“Me da vergüenza.”
My students are embarrassed to speak English to me.
This, you see, is my biggest hindrance in the classroom. Not classrooms stuck in the twentieth century, not time, not a lack of ability, not English teachers with abysmal English skills…nope. It’s their reluctance to speak aloud in English. Reading aloud is also considered as a path to public humiliation. I used to ask myself why, especially after particularly silent classroom sessions. Was it me? Do I intimidate them? For some reason, I don’t think so. After all, they often call my name in the hallways (“Kelly! Hola Kelly!”) and wave to me as I walk down the street. It’s not me; it’s them. (Forgive me for sounding like I’m breaking up with them.)
In the U.S., for the most part, we are not self-conscious, at least not cripplingly so. We are outrageous and proud of it. (Just look at some common Internet memes if you don’t know what I’m talking about.) When I was learning Spanish, we loved writing dialogues and performing them in front of the class. Doing videos was yet another treat. We would go to one of our houses and invent a ridiculous situation and talk about in (most likely) appalling Spanish. It didn’t matter. We weren’t ashamed. In the U.S., we don’t mind acting silly because everyone likes us the same, if not more. After all, the class clown is usually popular for a reason.
Here, it’s the opposite. The children will do anything to keep their classmates from laughing at them. If they mess up, the students immediately begin to laugh. “It’s fly, not FLEE!” they giggle, correcting a classmate’s pronunciation, even if they too would make the same mistake in a similar situation. When I correct a student, I can see them visibly flush, as though I’d told them they were completely stupid. Mario tells me it’s the fear of ¿Qué dirán? (What will they say?) And while I can understand that to some extent, it doesn’t stop it from frustrating me. Greatly.
The irony of the whole state of affairs is that grades are often read aloud in front of the class and teachers don’t mind telling students how horribly they performed on the last test. The secret to surviving: you must pretend it doesn’t matter, it doesn’t get to you. So what if you got a 45%? You obviously don’t care about such silly things as school. Please.
I admit it; it makes me angry. First of all, to learn a language, you have to talk. You can learn the grammar by rote memorization, but speaking and listening is fluid and language is constantly changing. It’s never the same from one moment to the next and you must light on your proverbial feet, ready to adapt in order to fully integrate into the language’s world. So this shame stuff? It’s arguably the biggest barrier a Spanish student will face. Alas, I don’t imagine I’m going to be able to do away with it by myself. The shame environment starts young and continues all through high school and even into the university years. They may leave the classroom, but the shame doesn’t leave them. Several of Mario’s friends refuse to talk to me in English.

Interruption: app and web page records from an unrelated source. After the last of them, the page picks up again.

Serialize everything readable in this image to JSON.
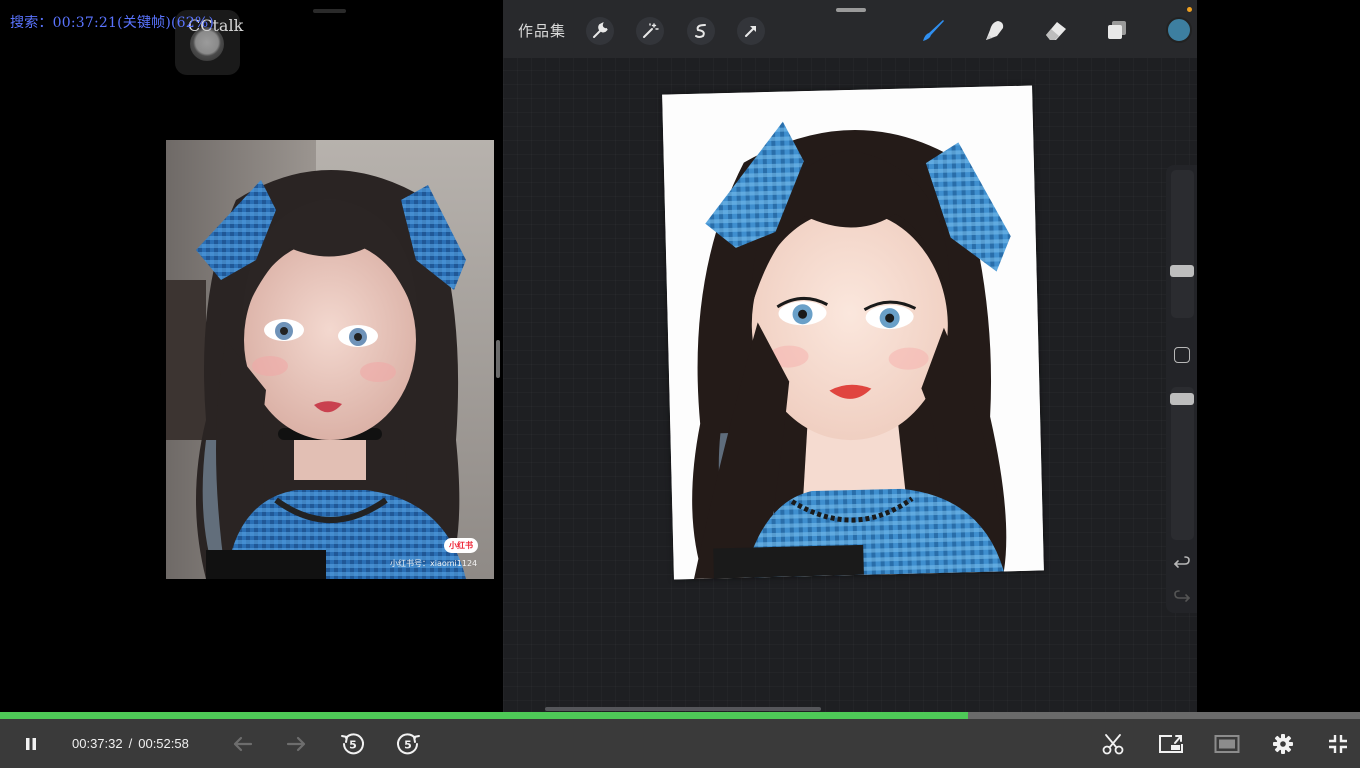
{
  "overlay": {
    "search_text": "搜索：00:37:21(关键帧)(62%)"
  },
  "floating_app": {
    "label": "CCtalk"
  },
  "reference_photo": {
    "watermark_logo": "小红书",
    "watermark_text": "小红书号：xiaomi1124"
  },
  "procreate": {
    "gallery_label": "作品集",
    "tools_left": [
      "wrench-icon",
      "magic-wand-icon",
      "selection-icon",
      "transform-arrow-icon"
    ],
    "tools_right": [
      "brush-icon",
      "smudge-icon",
      "eraser-icon",
      "layers-icon"
    ],
    "current_color": "#3d7fa0"
  },
  "player": {
    "current_time": "00:37:32",
    "separator": "/",
    "total_time": "00:52:58",
    "progress": 0.712,
    "accent": "#4ec957",
    "controls": [
      "pause-icon",
      "prev-icon",
      "next-icon",
      "rewind-5-icon",
      "forward-5-icon",
      "clip-icon",
      "pip-icon",
      "window-icon",
      "settings-icon",
      "exit-fullscreen-icon"
    ],
    "skip_seconds": "5"
  }
}
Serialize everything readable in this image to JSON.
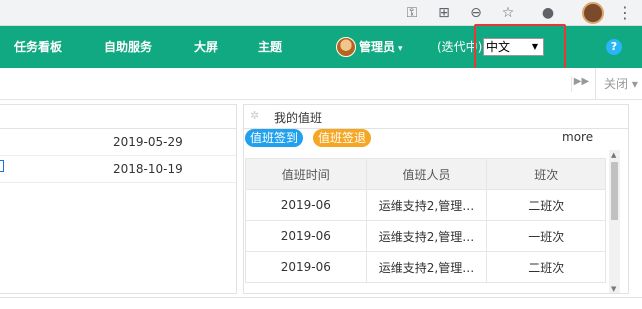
{
  "browser": {
    "icons": [
      "key-icon",
      "translate-icon",
      "zoom-icon",
      "star-icon",
      "extension-icon",
      "profile-avatar",
      "more-icon"
    ]
  },
  "header": {
    "nav": [
      "任务看板",
      "自助服务",
      "大屏",
      "主题"
    ],
    "user_name": "管理员",
    "iteration_label": "(迭代中)",
    "language": {
      "selected": "中文"
    },
    "help_label": "?",
    "bg_color": "#11a981"
  },
  "tabbar": {
    "close_label": "关闭"
  },
  "left_panel": {
    "rows": [
      {
        "date": "2019-05-29"
      },
      {
        "date": "2018-10-19"
      }
    ]
  },
  "duty_panel": {
    "title": "我的值班",
    "check_in_label": "值班签到",
    "check_out_label": "值班签退",
    "more_label": "more",
    "columns": [
      "值班时间",
      "值班人员",
      "班次"
    ],
    "rows": [
      {
        "time": "2019-06",
        "people": "运维支持2,管理…",
        "shift": "二班次"
      },
      {
        "time": "2019-06",
        "people": "运维支持2,管理…",
        "shift": "一班次"
      },
      {
        "time": "2019-06",
        "people": "运维支持2,管理…",
        "shift": "二班次"
      }
    ]
  }
}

Why? They’re embarrassed of their skills (or perhaps lack thereof). I, however, unabashedly speak day in and day out in imperfect, albeit proficient, Spanish. I make mistakes all the time. I get corrected by loads of people, including a cashier at the supermarket. Mario probably corrects me at least 30 times daily, and that’s not counting the times I ask him the meaning or the proper use of a word immediately after I’ve uttered it. The question is, so what? Who cares? That’s how you learn. I admit, I wish my Spanish were perfect, but that’s not realistic and perfection shouldn’t be any language speaker’s goal. (Honestly, I don’t even speak English perfectly. And well know English is the easiest language there is!) It’s taken a lot of guts to speak Spanish in front of my students because, well, they’re teenagers and not always kind. They’ve laughed at my accent before because I don’t have the sharp, clear vowel pronunciation that they do. The word “foto,” for instance, sounds to them like “fooooutoooou” in my American accent. But it’s made me stronger and, perhaps more importantly, less ashamed.
After all, if I can hack it in front of the harshest audience there is, Spanish teens, then I can do it anywhere.